Introduction: Auricular reconstruction of congenital or acquired ear defects can provide a realistic good-looking ear and functional cephaloauricular sulcus especially for those who wear eyeglasses. Over the past few years, refinements in the techniques of elevating the buried ear framework in the second stage of ear reconstruction have shifted from simple skin grafting to the use of flaps and cartilage blocks for creation of the cephaloauricular sulcus.
Objective: The aim of the study was to describe useful simple modification using bilateral triangular flaps and full thickness skin graft to create adequately functional cephalo-auricular sulcus especially for patients wearing eyeglasses during the second stage ear reconstruction.
The study design: The described technique was carried out between June 2010 and January 2014, for 37 patients (24 patients with congenital microtia grade III, 7 patients with post-burn ear deformity, and 6 patients with post-traumatic ear defects). During the second stage of total ear reconstruction, the ear framework is separated substantially from the side of the head and positioned at the desired angle by means of a block of cartilage covered with a fascial flap.

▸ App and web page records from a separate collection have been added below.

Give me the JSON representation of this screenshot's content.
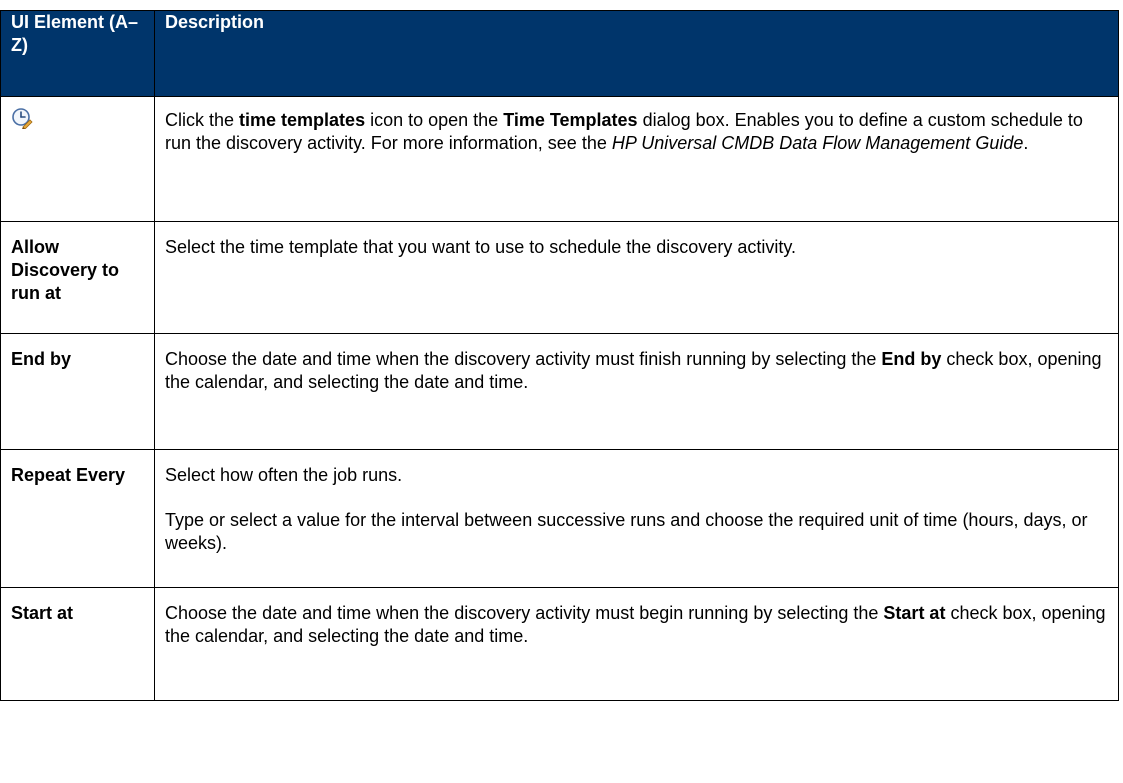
{
  "table": {
    "header": {
      "col1": "UI Element (A–Z)",
      "col2": "Description"
    },
    "rows": [
      {
        "element_icon": "time-templates-icon",
        "desc": {
          "t1": "Click the ",
          "b1": "time templates",
          "t2": " icon to open the ",
          "b2": "Time Templates",
          "t3": " dialog box. Enables you to define a custom schedule to run the discovery activity. For more information, see the ",
          "i1": "HP Universal CMDB Data Flow Management Guide",
          "t4": "."
        }
      },
      {
        "element": "Allow Discovery to run at",
        "desc": {
          "t1": "Select the time template that you want to use to schedule the discovery activity."
        }
      },
      {
        "element": "End by",
        "desc": {
          "t1": "Choose the date and time when the discovery activity must finish running by selecting the ",
          "b1": "End by",
          "t2": " check box, opening the calendar, and selecting the date and time."
        }
      },
      {
        "element": "Repeat Every",
        "desc": {
          "p1": "Select how often the job runs.",
          "p2": "Type or select a value for the interval between successive runs and choose the required unit of time (hours, days, or weeks)."
        }
      },
      {
        "element": "Start at",
        "desc": {
          "t1": "Choose the date and time when the discovery activity must begin running by selecting the ",
          "b1": "Start at",
          "t2": " check box, opening the calendar, and selecting the date and time."
        }
      }
    ]
  },
  "colors": {
    "header_bg": "#00356b",
    "header_text": "#ffffff",
    "border": "#000000",
    "icon_accent": "#e8a93b"
  }
}
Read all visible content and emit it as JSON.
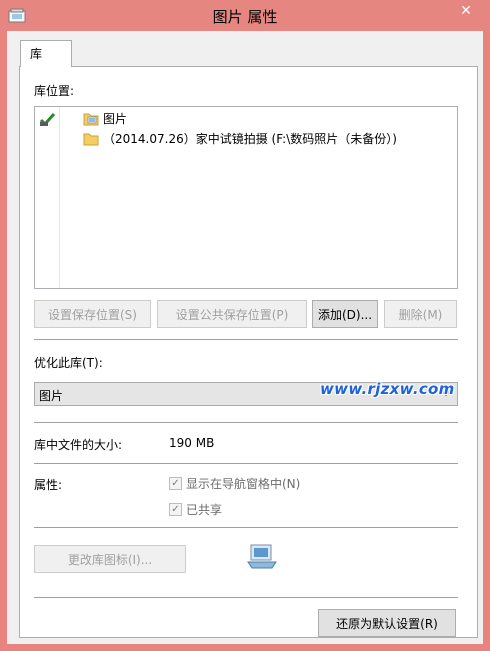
{
  "window": {
    "title": "图片 属性",
    "close_glyph": "✕"
  },
  "tabs": [
    {
      "label": "库"
    }
  ],
  "library": {
    "locations_label": "库位置:",
    "locations": [
      {
        "label": "图片",
        "icon": "library-folder-icon"
      },
      {
        "label": "（2014.07.26）家中试镜拍摄 (F:\\数码照片（未备份）)",
        "icon": "folder-icon"
      }
    ],
    "default_save_icon": "green-check-default-icon"
  },
  "buttons": {
    "set_save_location": "设置保存位置(S)",
    "set_public_save_location": "设置公共保存位置(P)",
    "add": "添加(D)...",
    "remove": "删除(M)",
    "change_icon": "更改库图标(I)...",
    "restore_defaults": "还原为默认设置(R)"
  },
  "optimize": {
    "label": "优化此库(T):",
    "selected": "图片"
  },
  "size": {
    "label": "库中文件的大小:",
    "value": "190 MB"
  },
  "attributes": {
    "label": "属性:",
    "show_in_nav": {
      "label": "显示在导航窗格中(N)",
      "checked": true
    },
    "shared": {
      "label": "已共享",
      "checked": true
    }
  },
  "watermark": "www.rjzxw.com",
  "colors": {
    "titlebar": "#e58681",
    "accent": "#1d64d8"
  }
}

Then, two local triangular flaps from the adjacent non-hairy skin are created (one is superiorly based and the other is inferiorly based) and inset into the created cephaloauricular sulcus. The rest of the post-auricular defect is covered with a full thickness graft.
Results: The technique was simple and effective with no post-operative complication regarding flaps viability. Patients requiring glasses have worn frames soon after the tie-over was removed and no sulcus problems have resulted.